**WORK TO BE COMPLETED**
Every line containing the word "Scene" must be pulled from the records.

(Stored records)

==========

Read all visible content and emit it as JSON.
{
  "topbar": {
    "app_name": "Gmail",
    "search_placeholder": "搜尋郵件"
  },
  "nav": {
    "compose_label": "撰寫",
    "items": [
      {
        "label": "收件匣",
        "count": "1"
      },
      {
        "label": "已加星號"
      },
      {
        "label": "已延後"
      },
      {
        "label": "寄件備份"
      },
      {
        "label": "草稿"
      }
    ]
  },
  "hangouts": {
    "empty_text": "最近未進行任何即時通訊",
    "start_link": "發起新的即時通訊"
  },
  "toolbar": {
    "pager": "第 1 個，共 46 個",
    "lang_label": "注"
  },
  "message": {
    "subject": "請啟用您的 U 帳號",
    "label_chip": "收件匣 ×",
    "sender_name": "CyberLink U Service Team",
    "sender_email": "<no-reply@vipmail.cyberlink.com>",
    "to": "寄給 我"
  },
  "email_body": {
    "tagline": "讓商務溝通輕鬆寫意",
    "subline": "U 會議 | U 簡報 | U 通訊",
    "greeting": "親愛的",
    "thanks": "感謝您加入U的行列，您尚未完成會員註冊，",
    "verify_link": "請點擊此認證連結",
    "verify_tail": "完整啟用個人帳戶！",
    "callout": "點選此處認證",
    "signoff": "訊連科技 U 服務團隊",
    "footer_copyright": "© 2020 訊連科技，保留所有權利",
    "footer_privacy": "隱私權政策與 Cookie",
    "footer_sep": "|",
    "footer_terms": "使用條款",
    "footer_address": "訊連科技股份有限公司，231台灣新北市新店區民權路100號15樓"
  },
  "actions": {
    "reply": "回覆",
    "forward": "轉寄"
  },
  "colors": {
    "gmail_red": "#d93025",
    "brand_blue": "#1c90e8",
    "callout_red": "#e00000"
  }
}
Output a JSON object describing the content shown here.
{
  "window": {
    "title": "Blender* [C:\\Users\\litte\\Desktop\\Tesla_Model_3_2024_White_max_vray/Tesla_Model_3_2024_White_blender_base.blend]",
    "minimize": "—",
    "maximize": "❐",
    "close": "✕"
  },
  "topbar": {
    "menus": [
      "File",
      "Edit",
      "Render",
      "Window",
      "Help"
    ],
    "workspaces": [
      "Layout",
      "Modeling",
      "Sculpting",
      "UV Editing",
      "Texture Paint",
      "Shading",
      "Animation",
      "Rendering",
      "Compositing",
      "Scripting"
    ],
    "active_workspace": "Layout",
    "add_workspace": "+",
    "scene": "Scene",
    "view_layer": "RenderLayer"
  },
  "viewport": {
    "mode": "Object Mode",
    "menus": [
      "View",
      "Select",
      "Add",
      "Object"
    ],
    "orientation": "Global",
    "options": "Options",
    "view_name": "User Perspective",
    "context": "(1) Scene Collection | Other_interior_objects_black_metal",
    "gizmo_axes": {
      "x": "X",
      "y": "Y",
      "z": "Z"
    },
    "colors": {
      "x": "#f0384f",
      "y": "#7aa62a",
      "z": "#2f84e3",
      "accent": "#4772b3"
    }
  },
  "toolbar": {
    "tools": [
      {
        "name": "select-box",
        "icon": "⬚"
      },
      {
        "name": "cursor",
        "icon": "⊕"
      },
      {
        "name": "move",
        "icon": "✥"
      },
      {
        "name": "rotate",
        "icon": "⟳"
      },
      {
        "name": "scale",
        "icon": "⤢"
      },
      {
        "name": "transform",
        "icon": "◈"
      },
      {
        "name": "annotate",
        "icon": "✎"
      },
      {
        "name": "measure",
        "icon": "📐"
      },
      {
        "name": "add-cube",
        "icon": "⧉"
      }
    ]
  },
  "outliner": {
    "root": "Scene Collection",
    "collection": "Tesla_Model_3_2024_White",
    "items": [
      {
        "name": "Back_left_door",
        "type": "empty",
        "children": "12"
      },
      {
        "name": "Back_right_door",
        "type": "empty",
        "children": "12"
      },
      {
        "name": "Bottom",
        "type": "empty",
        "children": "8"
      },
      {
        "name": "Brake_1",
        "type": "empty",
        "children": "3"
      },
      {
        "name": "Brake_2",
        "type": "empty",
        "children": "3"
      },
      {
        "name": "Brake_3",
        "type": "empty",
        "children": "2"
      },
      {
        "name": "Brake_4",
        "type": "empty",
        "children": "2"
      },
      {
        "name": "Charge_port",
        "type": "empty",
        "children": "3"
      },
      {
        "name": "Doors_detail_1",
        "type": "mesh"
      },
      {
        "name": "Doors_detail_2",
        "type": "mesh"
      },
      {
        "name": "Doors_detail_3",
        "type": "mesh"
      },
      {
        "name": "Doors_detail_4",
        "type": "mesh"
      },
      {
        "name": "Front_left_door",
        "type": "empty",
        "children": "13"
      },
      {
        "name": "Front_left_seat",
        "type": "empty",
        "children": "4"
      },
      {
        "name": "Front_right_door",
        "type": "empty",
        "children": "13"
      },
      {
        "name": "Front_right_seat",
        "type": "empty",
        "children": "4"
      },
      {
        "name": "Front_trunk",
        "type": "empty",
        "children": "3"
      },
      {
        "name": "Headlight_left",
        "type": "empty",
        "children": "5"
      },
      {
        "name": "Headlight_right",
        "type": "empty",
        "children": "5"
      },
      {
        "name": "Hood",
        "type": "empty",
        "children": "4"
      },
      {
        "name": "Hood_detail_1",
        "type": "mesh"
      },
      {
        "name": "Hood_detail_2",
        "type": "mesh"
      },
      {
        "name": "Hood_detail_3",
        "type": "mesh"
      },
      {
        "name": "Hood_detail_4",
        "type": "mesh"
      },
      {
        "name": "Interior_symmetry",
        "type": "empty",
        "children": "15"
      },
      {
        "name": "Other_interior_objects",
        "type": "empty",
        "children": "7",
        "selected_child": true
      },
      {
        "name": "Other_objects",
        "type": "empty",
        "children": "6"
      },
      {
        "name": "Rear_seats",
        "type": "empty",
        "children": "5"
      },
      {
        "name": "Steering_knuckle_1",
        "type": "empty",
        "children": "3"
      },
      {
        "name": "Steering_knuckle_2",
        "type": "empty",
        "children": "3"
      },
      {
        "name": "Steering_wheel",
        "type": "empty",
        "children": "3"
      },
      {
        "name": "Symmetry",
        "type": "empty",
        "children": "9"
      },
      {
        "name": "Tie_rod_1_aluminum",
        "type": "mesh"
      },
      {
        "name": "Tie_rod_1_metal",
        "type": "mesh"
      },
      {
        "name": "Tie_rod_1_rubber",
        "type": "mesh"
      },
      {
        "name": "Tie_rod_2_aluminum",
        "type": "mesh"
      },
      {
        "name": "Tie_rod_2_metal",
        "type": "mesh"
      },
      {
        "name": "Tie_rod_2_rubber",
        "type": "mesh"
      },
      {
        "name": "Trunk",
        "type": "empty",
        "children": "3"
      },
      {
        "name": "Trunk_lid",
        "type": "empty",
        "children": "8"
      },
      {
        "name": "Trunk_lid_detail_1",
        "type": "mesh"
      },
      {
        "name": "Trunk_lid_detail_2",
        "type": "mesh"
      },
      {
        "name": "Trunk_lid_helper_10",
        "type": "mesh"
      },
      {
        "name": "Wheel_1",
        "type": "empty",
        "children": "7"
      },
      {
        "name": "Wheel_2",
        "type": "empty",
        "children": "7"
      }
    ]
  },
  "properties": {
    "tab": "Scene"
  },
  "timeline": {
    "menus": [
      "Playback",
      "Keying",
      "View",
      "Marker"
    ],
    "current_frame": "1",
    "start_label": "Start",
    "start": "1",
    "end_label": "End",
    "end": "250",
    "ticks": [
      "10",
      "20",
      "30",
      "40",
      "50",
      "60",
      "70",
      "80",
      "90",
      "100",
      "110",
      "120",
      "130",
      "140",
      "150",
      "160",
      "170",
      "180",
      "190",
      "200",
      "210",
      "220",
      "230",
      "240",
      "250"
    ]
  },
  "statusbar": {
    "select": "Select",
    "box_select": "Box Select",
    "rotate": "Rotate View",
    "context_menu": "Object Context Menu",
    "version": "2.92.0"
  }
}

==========

**EXERCISE OUTPUT**
    "scene": "Scene",
    "context": "(1) Scene Collection | Other_interior_objects_black_metal",
    "root": "Scene Collection",
    "tab": "Scene"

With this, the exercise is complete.